SI Vault
The Mating Ritual
Ivan Maisel
December 01, 1997
Who needs a playoff system when the annual bowl dance is so lively?, Ebb Tide, Mississippi State's tough year
Decrease font Decrease font
Enlarge font Enlarge font
December 01, 1997

The Mating Ritual

Who needs a playoff system when the annual bowl dance is so lively?, Ebb Tide, Mississippi State's tough year

View CoverRead All Articles View This Issue

Player, School

NCAA rating

NFL rating

Cade McNown (right), UCLA



Moses Moreno, Colorado State



Ryan Leaf, Washington State



Joe Germaine, Ohio State



Graham Leigh, New Mexico



John Dutton, Nevada



Brock Huard, Washington



Donovan McNabb, Syracuse



Mike McQueary, Penn State



Chad Pennington, Marshall
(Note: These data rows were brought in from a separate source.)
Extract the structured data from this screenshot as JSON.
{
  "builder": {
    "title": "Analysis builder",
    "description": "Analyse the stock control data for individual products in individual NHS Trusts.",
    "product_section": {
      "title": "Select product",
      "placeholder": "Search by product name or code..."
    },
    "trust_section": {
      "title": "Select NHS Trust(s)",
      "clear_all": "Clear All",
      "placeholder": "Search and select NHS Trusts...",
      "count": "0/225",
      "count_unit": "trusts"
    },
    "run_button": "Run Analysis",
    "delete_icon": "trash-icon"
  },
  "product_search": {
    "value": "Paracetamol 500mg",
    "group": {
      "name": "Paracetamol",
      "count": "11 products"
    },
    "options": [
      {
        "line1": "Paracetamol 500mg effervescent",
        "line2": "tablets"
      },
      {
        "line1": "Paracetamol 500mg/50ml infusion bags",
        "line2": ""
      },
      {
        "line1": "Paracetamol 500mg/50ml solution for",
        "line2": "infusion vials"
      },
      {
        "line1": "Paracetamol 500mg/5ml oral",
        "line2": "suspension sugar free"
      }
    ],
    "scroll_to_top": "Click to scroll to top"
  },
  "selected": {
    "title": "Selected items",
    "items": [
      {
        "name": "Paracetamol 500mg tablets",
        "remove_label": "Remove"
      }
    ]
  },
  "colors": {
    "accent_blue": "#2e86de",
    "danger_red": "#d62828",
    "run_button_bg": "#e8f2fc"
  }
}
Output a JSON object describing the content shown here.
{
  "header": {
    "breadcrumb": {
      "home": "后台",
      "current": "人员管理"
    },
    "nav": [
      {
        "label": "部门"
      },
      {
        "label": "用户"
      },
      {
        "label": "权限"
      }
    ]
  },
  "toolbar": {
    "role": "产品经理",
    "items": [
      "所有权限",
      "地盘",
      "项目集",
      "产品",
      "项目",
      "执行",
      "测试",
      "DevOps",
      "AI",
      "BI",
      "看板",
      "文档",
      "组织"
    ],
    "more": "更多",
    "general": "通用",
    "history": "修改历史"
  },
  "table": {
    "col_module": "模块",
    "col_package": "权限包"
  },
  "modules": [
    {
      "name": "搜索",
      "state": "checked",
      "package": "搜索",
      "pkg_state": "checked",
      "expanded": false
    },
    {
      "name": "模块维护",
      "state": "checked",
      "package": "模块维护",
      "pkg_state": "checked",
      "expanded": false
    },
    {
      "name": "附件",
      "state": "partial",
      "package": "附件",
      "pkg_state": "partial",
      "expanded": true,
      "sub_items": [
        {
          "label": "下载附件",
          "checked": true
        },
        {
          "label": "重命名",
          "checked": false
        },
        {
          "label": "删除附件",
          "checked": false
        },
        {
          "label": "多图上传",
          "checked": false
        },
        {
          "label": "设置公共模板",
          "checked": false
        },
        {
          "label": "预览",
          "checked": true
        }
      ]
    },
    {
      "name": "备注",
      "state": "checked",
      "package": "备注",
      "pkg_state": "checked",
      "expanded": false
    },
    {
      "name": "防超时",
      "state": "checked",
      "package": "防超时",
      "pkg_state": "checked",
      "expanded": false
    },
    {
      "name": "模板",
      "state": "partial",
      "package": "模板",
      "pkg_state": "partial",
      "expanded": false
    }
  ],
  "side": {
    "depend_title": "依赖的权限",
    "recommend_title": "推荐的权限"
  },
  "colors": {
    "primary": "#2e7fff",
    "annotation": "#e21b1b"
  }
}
For reasons of tradition—not to mention profit—the college football elite protects the sanctity of the bowl system from those who would prefer a postseason tournament. That said, let's not forget the existing system's entertainment value. Would all the jockeying for position in an eight- or 16-team playoff be this much fun? Consider:

•After North Carolina's 50-14 thrashing of Duke last Saturday, Tar Heels coach Mack Brown complained at length because it appeared that the three Alliance bowls—the Fiesta, the Orange and the Sugar—would ignore his 10-1 team. "We don't have a system," Brown said. "We have favorites."

Perhaps Brown has forgotten that a bowl is more than happy to reward excellence, but only after it obtains a title sponsor, negotiates a TV contract and assures itself of good ticket sales. The Alliance spot the Tar Heels could realistically hope for would be in the Fiesta opposite the Big East winner, but if you were running the Tempe, Ariz., bowl and had to fill a 73,656-seat stadium, would you take a second East Coast team or your hometown Arizona State Sun Devils?

•Organizers of the Fiesta Bowl took over what is now the (né Copper) Bowl earlier this fall but didn't find out until mid-November that previous administrators of the game in Tucson, which matches the sixth bowl-eligible team from the Big 12 against the second bowl team from the WAC, had made a side deal with the Pacific-10: If the Big 12 didn't qualify a sixth team for a bowl—and unless Colorado beats Nebraska this Saturday, it won't this year—then the Pac-10 would have the option of sending its fifth eligible team to Tucson. As a result, instead of competing for, say, Notre Dame, the Bowl will probably match Oregon against either Air Force or the loser of the WAC championship game (Colorado State-New Mexico). None of those teams has the national television appeal of the Fighting Irish.

•Provided it wins at Hawaii on Saturday, Notre Dame seems headed for the Independence Bowl, which matches an at-large team against the fifth pick from the SEC. Louisiana State could be in line for that berth, but the fact that the Irish and the Tigers just played on Nov. 15—Notre Dame upset LSU 24-6—makes that possible matchup less appealing for all involved.

•Purdue finished the regular season 8-3 overall and tied with Ohio State for third in the Big Ten at 6-2; Wisconsin finished 8-4 and fifth in the conference at 5-3. The Boilermakers embarrassed the Badgers 45-20 on Oct. 18. But this is the bowl business. The Outback, a Jan. 1 bowl that pays $1.65 million per team, will choose the proven commodity, Wisconsin, which three years ago brought 30,000 fans to the game in Tampa. The Alamo, a Dec. 30 bowl that pays $1 million per team, will take Purdue, which hasn't been to a postseason game since 1984.

•Florida State had more at stake than a No. 1 ranking last Saturday. The Seminoles' loss to Florida cost the six participants in the Alliance bowls more than $400,000 each. CBS's contract with the Orange Bowl, site of this season's Alliance "championship" game, stipulates that the network would reduce its rights fee for the game from $25.5 million to $23 million if the Alliance didn't deliver to the Orange Bowl a team ranked No. 1 in at least one of the two major polls. Rose Bowl-bound Michigan now tops both.

The Fiesta, the Orange and the Sugar pool their rights fees to fund payouts to participating teams, and the reduction will be borne equally by the six teams playing in those bowls. The Orange will cut its per-team payment from $8.9 million to $8.5 million, and the Sugar and the Fiesta will each reduce theirs from $8.6 million to $8.2 million.

Who says it's not about the money?


Continue Story
1 2 3 4